The University Record, February 18, 2002
Short legislative year expectedBy Mike Waring
U-M Washington, D.C., Office
With the Presidents budget unveiled Feb. 4, Congress began its trek toward a fall adjournment and the upcoming 2002 congressional elections.
The schedule calls for numerous breaks to allow lawmakers to return home to campaign, meaning that few major issues will be able to work their way through the legislative process. Still, it is anticipated that several issues of interest to U-M and higher education in general will get attention this year. They include:
Research funding: The presidents 2003 proposed budget included a 17 percent increase for National Institutes of Health, along with a 5 percent boost for the National Science Foundation and eight percent for NASAs Science, Aeronautics and Technology programs. Other research areas are lower, but will likely see Congress increase their funding.
Higher Education reauthorization: While the actual legislation reauthorizing the Higher Education Act wont be written until next year, preparations and hearings are likely as the House and Senate committees of jurisdiction begin thinking about that process. The Higher Education Act is reauthorized by Congress every five years.
Tax provisions: The White House and Senate leaders announced last week agreement on two tax provisions of benefit to universities. One would allow contributions from IRAs to charities or other non-profits tax-free once a taxpayer hits 67 years of age. Another provision would allow taxpayers who do not itemize deductions to write off some of their charitable donations. These were included in the faith-based initiatives legislation, which appears now to have a chance of passage.
Anti-terrorism legislation: It is expected that Congress will continue to look for ways to fund research and to set up new procedures for better monitoring of foreign students and for work being done with biological toxins.
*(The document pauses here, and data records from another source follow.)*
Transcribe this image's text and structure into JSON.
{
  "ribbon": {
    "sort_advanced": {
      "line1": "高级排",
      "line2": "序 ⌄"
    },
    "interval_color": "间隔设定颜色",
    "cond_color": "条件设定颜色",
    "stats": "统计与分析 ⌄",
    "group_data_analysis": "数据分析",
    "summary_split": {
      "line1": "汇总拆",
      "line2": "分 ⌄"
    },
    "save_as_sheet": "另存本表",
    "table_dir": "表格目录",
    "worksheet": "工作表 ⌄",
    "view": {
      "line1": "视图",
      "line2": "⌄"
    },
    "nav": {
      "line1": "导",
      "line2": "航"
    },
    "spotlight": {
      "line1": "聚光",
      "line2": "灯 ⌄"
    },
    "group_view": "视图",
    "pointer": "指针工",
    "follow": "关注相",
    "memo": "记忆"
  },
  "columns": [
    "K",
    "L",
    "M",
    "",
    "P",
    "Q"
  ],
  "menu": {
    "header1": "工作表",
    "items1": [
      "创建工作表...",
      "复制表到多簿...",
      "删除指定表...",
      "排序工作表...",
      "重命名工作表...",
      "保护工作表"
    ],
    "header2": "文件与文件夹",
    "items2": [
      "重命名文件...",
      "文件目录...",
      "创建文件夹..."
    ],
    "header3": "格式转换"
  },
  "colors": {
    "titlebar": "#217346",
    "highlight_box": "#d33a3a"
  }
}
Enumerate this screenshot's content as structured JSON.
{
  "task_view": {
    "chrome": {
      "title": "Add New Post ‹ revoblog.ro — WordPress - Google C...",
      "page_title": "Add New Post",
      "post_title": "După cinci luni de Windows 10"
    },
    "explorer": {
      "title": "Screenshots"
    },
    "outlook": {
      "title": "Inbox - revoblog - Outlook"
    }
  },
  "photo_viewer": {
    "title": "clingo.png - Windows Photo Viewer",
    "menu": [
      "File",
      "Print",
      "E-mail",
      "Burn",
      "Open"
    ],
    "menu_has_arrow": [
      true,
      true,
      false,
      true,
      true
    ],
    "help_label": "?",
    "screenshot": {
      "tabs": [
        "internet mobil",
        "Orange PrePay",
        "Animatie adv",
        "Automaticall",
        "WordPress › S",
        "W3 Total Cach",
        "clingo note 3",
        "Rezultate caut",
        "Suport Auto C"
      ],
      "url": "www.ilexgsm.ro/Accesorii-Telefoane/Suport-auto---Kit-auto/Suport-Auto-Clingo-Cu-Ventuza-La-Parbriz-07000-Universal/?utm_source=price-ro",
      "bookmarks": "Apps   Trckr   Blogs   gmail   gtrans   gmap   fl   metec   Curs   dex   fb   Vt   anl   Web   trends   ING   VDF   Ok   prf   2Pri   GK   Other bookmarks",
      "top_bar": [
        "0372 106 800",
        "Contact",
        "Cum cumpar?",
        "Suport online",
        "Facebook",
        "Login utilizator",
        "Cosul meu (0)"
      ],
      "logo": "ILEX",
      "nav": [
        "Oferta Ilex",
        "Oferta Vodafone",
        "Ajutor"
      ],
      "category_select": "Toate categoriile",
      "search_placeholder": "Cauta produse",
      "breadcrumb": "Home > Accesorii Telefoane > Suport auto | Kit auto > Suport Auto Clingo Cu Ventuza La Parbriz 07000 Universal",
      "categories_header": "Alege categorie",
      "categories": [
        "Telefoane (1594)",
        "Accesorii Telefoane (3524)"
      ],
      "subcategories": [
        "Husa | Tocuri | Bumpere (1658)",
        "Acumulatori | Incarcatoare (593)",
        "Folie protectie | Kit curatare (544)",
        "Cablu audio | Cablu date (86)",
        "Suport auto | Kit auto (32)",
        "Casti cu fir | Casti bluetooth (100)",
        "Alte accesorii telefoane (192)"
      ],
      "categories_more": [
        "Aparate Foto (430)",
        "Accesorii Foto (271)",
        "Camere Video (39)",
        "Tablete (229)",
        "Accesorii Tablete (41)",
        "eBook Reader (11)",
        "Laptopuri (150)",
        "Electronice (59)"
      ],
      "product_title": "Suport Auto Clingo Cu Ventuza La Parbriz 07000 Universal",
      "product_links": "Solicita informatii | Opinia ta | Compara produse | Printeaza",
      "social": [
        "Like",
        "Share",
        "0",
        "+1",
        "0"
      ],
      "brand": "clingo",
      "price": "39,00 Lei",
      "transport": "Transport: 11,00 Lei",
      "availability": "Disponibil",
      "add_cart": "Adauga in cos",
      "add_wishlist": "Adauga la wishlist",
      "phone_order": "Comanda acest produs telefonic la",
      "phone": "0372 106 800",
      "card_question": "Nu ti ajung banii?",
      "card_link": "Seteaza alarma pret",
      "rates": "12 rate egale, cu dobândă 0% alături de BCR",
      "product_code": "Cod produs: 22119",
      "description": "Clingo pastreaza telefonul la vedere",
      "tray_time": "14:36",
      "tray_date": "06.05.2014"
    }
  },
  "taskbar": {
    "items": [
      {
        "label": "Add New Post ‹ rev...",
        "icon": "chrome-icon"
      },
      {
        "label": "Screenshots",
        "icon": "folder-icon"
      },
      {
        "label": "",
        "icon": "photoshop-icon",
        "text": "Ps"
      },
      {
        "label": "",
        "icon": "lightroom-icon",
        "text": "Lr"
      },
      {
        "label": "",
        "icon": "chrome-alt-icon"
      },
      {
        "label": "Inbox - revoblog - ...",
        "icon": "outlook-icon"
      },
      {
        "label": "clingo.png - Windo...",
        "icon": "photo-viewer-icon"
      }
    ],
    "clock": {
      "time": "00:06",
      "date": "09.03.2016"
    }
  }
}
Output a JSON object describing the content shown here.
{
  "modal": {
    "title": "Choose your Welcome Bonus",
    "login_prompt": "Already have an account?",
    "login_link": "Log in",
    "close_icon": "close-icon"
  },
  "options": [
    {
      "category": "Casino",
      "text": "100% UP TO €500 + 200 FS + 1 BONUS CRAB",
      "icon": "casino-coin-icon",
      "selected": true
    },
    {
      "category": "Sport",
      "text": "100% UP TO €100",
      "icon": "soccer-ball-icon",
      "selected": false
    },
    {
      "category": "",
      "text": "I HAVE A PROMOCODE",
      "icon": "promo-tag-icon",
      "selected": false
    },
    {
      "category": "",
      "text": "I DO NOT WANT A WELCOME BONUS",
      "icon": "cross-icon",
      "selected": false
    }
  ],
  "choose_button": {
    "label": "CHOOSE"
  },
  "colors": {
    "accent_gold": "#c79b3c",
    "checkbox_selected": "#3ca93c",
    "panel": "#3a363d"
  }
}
The 2003 budget that President George W. Bush presented to Congress initiates the appropriations process on Capitol Hill. However, many observers in Washington believe squaring the budget views of the republican-controlled House and the democratic-controlled Senate during this election year will be extremely difficult. Ultimately, negotiations between the White House and democratic leaders may be needed to resolve spending decisions and complete the business of the 107th Congress by early to mid-October.